I spent my first year of college as a biochemistry major. During finals week of my second semester I read a National Geographic article about engineers focusing on biomimicry and decided that I should pursue a degree in engineering. Within one day of reading that article, I switched my major to biosystems engineering and have never questioned that decision. Through my major, I was exposed to food manufacturing, pharmaceuticals, water and wastewater treatment, ecosystem engineering, biomedical engineering, and bioenergy. Ultimately, I decided I wanted to work in engineering consulting which lead to my current position in the process group at F&V.

What would most people be surprised to learn about the engineering field?
Technical skills aren’t everything. Communication skills are equally important. The ability to communicate effectively is necessary to gain client’s trust, communicate with regulatory offices, have difficult conversations regarding budgets or other issues, etc.

What’s your favorite project you’ve worked on at F&V, and why?
Kinross – It was my first big project that I really got to contribute to and it is a very unique project. The project involves using food waste as a supplemental feedstock for an anaerobic digestion system at a wastewater treatment plant. The biogas produced from the wastewater treatment plant solids and food waste will be used to power a generator to create heat and electricity for the plant.

How has working at F&V helped shape your life and/or career?
Working at F&V has ingrained in my head the importance of maintaining relationships. With so many of our clients being repeat clients, it’s clear that the relationships I build now with clients, equipment reps, etc. will likely follow me throughout my career so it is important to put in the effort to make and maintain those quality relationships.

If you could give your younger self advice about engineering, what would it be?
I would remind myself to speak up, question everything, take ownership of my work, and be confident with what I know.

What are some challenges and triumphs you’ve experienced as female engineer?
As a female in a male dominated industry, you’re bound to experience some bias at some point in your career. What’s been especially challenging for me is figuring out how to handle instances of biasness when it is unconscious and with people you respect. I’m sure every female in the industry has a handful or more of stories where they’ve experienced some amount of unconscious biasness. I am also starting to collect stories and am learning how to understand and work through them.
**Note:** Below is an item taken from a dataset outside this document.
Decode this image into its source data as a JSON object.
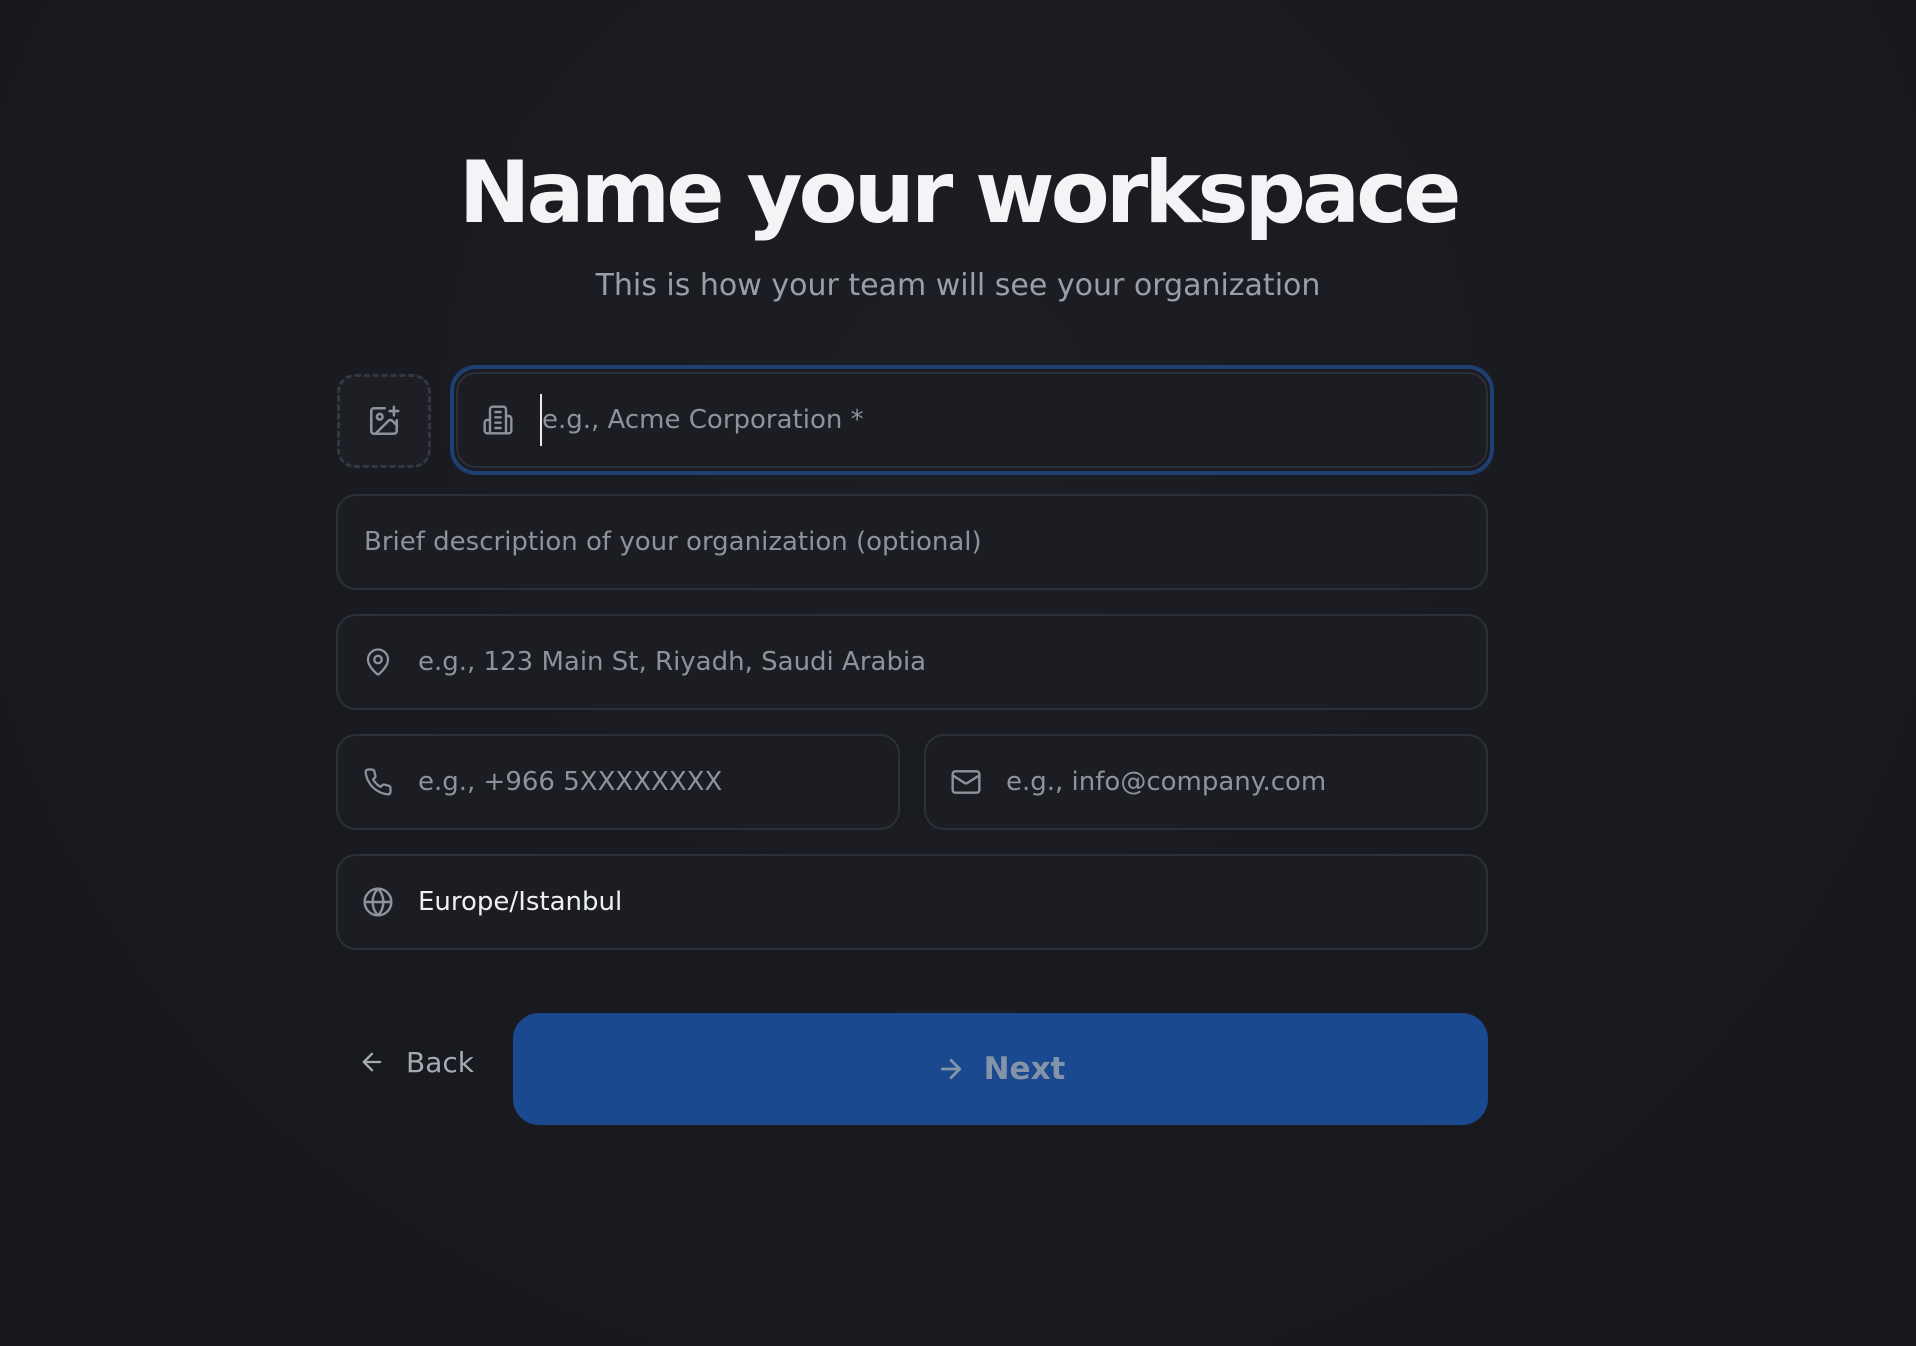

Thankfully, I have also experienced triumphs because I’ve been lucky to be surrounded by people willing to listen and understand my perspective. I also am lucky to be at such an early point in my career at a time when society as a whole is looking closely at the topic of gender equality. There’s definitely momentum for positive change and I hope I can contribute to that effort within my spheres of influence.

How do you personally advocate for women engineers?
I’ve been building my own network of women in engineering among the women I interact with. This has happened naturally as I’ve gotten to know people, but lately I’m working on making a deliberate effort to expand that network of women further and use it as a resource. It’s a great way to swap stories and learn from others’ experiences. It’s useful in identifying common challenges and brainstorming ways we can collectively work through them. It builds a sense of community and belonging, which is very rewarding. Having a network of people I can relate to and am comfortable with gives me more confidence, motivates me to speak up when a voice is needed, and inspires me to be bolder. If other women in my network can feel this same energy and the network continues to grow, I think a positive change is inevitable.

Check out more about Introduce a Girl to Engineering